Dunleavy said we need to start by vigorously debating what the radical extremists propagate. Not just the group that Hajib was involved with, but the Dar Al-Hijrah mosque in northern Virginia. Not far from there is the Cordoba Institutions, he said, and out of that group the Graduate School of Islamic and Social Sciences (GSISS), which was founded by a Saudi who was a strict salafi and Wahhabi. It became the place where Muslim clergy in the U.S. are certified. Many of those Muslim clergy had not had any formal teaching or background. Many came out of prison. They were criminals, who converted to Islam while they were incarcerated, then came out and became religious leaders.
One of the groups that emerged from that is the Daru al Islam movement, Dunleavy said. The head of that movement is Jamil al-Amin. He is currently in a supermax prison in Colorado for the murder of a U.S. police officer. His former name was H. Rap Brown. He converted to a salafist form of Islam because of clergy who came from GSISS, rising up to lead Daru al Islam which has spawned terrorism in the U.S.
Putting pressure on Germany and other allies to take action against the terrorists and their internet activity
When asked about whether the U.S. should pressure our allies to combat terrorism, Dunleavy said he would take it even further and go directly to the European Union. They have faced more terrorism than the U.S. has. This is because they have let in refugees who are then allowed to move throughout the EU. The Christmas truck bomb attack that took place in Germany was by a Tunisian immigrant. He was arrested and sent to prison, where he became even more radicalized, and was able to move throughout the EU.
The U.S. should tell the EU they need to tighten control over this movement between countries. Just expelling them from one country doesn't work since there is a back door open into another. Potential terrorists, disenfranchised young men can get in. Look at the terrorists in France, how they moved around the EU system including to Belgium. "They need to close the back door where potential radical terrorists come in under the guise of immigrants."
The outcome of the war on terrorism and what the U.S. achieved in Afghanistan

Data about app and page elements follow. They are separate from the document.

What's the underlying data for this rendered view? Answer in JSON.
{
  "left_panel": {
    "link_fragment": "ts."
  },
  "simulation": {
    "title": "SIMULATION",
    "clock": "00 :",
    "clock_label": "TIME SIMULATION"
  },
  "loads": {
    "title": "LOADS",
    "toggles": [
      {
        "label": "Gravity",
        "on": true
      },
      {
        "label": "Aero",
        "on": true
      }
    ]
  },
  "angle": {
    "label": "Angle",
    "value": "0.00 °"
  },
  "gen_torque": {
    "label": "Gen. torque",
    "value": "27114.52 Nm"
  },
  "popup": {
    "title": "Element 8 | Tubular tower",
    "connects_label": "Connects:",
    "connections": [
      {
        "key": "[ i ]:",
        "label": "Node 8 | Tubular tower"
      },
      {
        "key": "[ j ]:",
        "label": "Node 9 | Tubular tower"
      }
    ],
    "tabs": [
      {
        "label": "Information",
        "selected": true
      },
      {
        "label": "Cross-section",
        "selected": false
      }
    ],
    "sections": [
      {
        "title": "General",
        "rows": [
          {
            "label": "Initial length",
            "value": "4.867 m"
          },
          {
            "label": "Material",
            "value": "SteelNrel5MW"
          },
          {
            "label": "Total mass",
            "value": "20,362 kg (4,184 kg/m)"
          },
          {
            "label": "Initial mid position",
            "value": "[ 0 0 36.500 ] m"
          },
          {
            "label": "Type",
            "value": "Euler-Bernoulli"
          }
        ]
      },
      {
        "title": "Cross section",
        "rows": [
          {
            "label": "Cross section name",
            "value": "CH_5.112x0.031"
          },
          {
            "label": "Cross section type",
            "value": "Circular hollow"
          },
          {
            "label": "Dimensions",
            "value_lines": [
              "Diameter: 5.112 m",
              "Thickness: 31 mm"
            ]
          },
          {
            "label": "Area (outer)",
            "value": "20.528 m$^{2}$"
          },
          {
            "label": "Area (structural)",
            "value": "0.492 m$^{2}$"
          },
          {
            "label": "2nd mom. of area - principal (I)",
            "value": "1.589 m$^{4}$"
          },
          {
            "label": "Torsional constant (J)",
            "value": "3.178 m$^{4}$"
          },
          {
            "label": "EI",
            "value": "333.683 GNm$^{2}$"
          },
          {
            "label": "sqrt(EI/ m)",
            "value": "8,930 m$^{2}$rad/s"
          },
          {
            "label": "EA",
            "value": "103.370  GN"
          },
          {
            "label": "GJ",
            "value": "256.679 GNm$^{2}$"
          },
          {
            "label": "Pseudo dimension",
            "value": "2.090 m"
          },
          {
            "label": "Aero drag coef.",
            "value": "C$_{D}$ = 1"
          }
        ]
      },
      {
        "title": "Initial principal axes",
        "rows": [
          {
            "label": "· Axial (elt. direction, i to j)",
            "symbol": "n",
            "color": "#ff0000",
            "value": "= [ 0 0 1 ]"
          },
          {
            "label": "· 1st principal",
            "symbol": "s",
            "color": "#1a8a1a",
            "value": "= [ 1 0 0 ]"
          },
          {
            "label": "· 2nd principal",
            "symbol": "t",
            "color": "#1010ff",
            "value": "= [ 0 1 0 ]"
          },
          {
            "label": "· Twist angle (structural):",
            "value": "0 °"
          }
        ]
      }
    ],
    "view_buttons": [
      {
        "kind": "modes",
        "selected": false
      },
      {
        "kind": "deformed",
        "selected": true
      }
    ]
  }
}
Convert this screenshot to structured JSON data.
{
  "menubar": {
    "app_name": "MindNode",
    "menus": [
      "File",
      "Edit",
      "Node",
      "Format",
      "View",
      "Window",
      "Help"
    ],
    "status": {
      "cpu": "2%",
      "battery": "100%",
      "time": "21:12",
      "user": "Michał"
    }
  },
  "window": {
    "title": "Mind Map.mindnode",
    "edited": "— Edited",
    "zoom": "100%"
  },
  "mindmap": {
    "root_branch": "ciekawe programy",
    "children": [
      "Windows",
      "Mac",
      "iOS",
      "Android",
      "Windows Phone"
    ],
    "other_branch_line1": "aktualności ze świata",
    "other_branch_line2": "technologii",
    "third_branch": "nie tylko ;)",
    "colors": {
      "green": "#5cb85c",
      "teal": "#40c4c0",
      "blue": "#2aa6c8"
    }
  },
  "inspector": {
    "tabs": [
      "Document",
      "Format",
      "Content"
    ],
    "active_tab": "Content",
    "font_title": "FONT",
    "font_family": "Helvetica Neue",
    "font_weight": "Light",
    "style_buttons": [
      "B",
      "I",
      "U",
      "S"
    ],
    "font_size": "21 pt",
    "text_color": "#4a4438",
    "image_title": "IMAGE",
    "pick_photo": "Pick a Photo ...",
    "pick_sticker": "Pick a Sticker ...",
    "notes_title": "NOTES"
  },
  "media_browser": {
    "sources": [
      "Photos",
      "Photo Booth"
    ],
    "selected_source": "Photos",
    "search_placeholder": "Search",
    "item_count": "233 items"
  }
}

Dunleavy said that after the fall of Afghanistan, "The war on terrorism goes on." People will say that there isn't a war, but when you have al Qaeda and others who declare war on you, the war isn't over until either side surrenders. There's no armistice. "In Afghanistan, we fought for 20 years in order to change a country's culture." He went on, "We should have just held to our original goal of rooting out al Qaeda and other Islamic terrorist groups that were hiding in Afghanistan. We didn't do that, so now we have Afghanistan under the control of the Taliban and we're trying to treat them like they're some bonafide political organization that can run a country. They can't, they're terrorists." He says the Taliban will extort us again demanding payments. "We have to resolve the fortitude, the innovation, to meet the terrorists; as they change, we must change to adapt to them." The battlefield changes – and not all wars are fought on the battlefield, some are fought in the minds of young men and women who hear messages that need to be refuted. The lesson we learned in Afghanistan is you can't just give people money, you need to change their hearts and minds. It takes more than just action by the government. He concluded, "You have to have a message of hope, of a life without terror."